▸ PROBLEM DETAILS:
Below are records; state how many of their lines hold the word "JSON", and give only the figure.

▸ RECORDS TO USE:
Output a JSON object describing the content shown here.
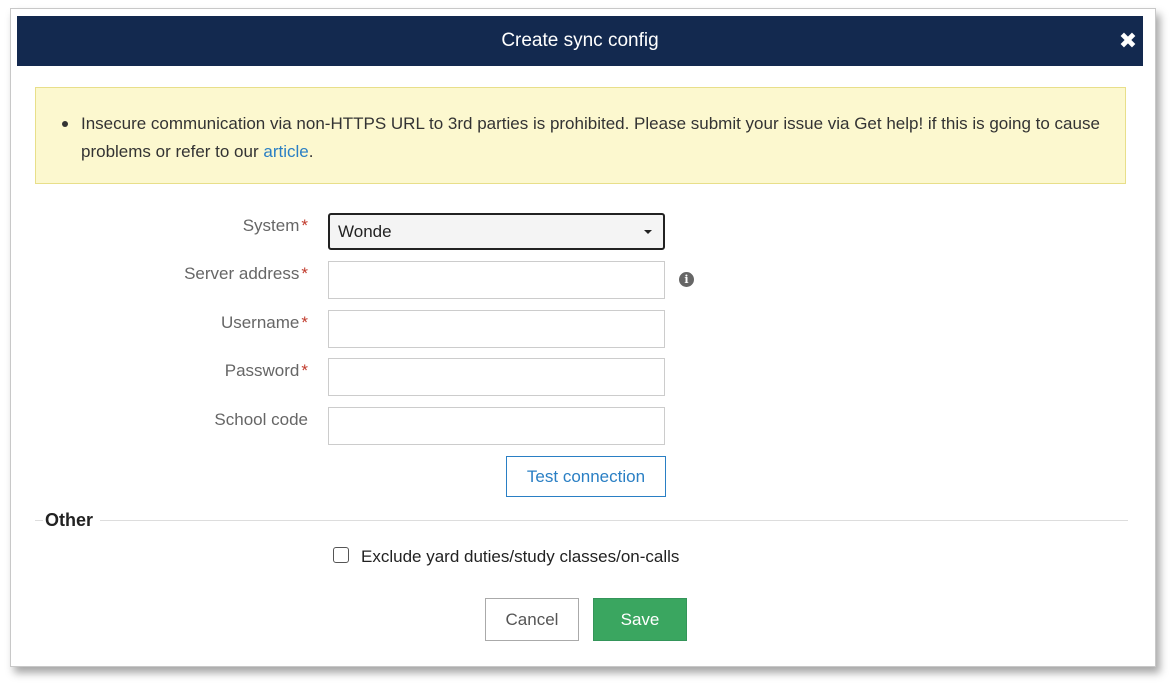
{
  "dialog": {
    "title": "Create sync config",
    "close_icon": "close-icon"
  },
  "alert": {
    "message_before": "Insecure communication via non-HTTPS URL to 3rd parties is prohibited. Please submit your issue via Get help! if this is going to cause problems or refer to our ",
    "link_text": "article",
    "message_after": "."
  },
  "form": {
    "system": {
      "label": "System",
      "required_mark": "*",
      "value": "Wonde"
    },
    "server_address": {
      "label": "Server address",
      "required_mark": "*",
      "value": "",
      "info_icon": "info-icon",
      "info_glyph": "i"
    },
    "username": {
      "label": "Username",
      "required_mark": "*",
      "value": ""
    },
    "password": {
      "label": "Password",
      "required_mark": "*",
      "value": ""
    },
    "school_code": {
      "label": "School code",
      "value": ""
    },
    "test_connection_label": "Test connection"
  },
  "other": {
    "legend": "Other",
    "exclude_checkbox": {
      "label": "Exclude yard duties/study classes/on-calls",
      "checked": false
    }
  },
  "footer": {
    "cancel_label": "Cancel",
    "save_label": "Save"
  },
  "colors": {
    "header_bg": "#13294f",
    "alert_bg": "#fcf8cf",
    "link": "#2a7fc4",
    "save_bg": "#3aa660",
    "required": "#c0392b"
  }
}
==
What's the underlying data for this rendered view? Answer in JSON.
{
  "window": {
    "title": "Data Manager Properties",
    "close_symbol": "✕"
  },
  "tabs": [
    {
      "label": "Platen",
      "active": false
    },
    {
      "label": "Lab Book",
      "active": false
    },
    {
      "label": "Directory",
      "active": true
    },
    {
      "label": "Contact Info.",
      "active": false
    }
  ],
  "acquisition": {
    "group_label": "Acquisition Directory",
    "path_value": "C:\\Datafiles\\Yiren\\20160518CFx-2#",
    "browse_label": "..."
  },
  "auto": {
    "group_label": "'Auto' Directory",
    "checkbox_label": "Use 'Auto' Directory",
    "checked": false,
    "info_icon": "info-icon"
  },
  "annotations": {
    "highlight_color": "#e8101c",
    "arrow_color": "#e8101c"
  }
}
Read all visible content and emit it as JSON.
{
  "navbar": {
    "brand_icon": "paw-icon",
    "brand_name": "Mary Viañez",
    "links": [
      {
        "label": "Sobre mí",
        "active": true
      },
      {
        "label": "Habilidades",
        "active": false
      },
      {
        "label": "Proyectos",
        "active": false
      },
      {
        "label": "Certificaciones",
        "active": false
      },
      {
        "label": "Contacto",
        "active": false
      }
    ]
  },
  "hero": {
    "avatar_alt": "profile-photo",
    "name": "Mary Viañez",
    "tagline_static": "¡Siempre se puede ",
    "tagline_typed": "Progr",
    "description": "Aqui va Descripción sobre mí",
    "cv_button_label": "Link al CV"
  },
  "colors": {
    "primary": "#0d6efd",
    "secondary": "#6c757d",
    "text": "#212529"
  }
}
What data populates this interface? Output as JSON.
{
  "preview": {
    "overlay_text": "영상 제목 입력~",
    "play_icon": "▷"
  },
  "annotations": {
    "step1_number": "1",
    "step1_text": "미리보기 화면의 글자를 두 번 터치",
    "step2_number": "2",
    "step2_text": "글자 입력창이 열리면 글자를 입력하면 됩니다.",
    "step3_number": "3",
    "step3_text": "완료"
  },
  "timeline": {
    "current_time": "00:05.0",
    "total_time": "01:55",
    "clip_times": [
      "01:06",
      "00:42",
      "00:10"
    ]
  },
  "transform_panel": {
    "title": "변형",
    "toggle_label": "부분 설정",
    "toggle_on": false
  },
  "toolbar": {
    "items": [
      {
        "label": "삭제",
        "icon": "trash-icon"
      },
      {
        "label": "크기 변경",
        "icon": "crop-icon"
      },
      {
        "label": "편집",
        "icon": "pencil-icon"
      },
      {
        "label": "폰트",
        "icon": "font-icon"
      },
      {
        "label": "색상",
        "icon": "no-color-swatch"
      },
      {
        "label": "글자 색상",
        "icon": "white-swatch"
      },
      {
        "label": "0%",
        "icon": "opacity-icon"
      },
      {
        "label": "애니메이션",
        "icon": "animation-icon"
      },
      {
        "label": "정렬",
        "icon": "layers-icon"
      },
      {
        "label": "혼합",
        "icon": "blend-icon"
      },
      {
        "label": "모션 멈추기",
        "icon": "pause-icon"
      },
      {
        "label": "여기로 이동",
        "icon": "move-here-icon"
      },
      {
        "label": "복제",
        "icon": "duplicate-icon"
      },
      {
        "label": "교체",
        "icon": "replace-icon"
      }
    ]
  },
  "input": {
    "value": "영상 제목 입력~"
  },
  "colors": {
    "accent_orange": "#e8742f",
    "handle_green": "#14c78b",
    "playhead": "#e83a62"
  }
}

▸ TASK OUTPUT:
4